He said: “There’s lots of steps we take that are not the most cost effective, but are steps that he (Alistair) believes allow us to make the best possible spirit. We invest very heavily in our wood policy.

“It is hugely important to us that the product that is going out into the marketplace is the best possible product.”

Six Questions:

What countries have you most enjoyed travelling to, for business or leisure, and why?

For business, Japan. The culture is so entirely different, the business etiquette I find fascinating and I particularly enjoyed how polite, considerate and respectful everyone is to each other. 
For pleasure, Croatia. A stunning destination with beautiful beaches, sea and national parks.

When you were a child, what was your ideal job? Why did it appeal?
As I child I never really had any thoughts towards an ideal job. I was entirely focused on sports and only as I became aware that I didn’t have the talent to make a living in any of my chosen sports did I start to consider what might be a suitable job.

What was your biggest break in business?
The opportunity to move to the USA and participate in the graduate training programme for Williams-Sonoma Inc. The programme gave me a great exposure to many of the key functions of a successful NYSE-listed company. Relatively quickly I became aware of my strengths and weaknesses in a large business environment

What was your worst moment in business?
Fortunately I have not really had any worst moments but certainly some the delays we faced during the early stages of the distillery project were very frustrating. There were so many moving parts to the project that if one particular aspect of the planning or build slipped the knock on effects were significant.

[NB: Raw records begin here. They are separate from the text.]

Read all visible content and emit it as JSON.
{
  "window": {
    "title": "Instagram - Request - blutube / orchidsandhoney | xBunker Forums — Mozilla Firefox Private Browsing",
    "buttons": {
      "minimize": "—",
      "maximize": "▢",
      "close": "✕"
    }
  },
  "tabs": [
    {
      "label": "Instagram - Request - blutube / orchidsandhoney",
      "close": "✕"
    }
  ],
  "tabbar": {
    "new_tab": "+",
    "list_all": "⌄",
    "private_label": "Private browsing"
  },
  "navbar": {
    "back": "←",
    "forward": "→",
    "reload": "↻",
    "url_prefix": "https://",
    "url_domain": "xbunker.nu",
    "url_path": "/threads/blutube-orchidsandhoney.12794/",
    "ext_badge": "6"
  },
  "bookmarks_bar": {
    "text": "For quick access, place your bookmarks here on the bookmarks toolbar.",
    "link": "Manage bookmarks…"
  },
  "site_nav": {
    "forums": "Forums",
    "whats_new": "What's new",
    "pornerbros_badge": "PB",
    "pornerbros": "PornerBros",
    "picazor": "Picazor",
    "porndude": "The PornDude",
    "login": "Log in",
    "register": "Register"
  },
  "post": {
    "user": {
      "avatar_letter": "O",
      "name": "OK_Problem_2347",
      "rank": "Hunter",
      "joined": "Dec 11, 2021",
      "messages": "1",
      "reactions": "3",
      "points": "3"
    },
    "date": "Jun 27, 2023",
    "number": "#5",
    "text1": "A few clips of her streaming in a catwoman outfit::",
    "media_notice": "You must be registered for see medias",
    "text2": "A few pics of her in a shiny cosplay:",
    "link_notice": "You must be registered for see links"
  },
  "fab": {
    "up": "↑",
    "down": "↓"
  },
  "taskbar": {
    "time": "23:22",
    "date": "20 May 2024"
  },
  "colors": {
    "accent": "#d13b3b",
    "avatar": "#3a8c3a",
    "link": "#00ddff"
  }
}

Who do you most admire and why?
Tragically before turning 40 I had already lost two very close friends to cancer. The courage, strength and determination they both showed during their battle is something that influences me daily.

What book are you reading and what music are you listening to?
Book, Don Winslow, The Border. Music, anything with the exception of country music.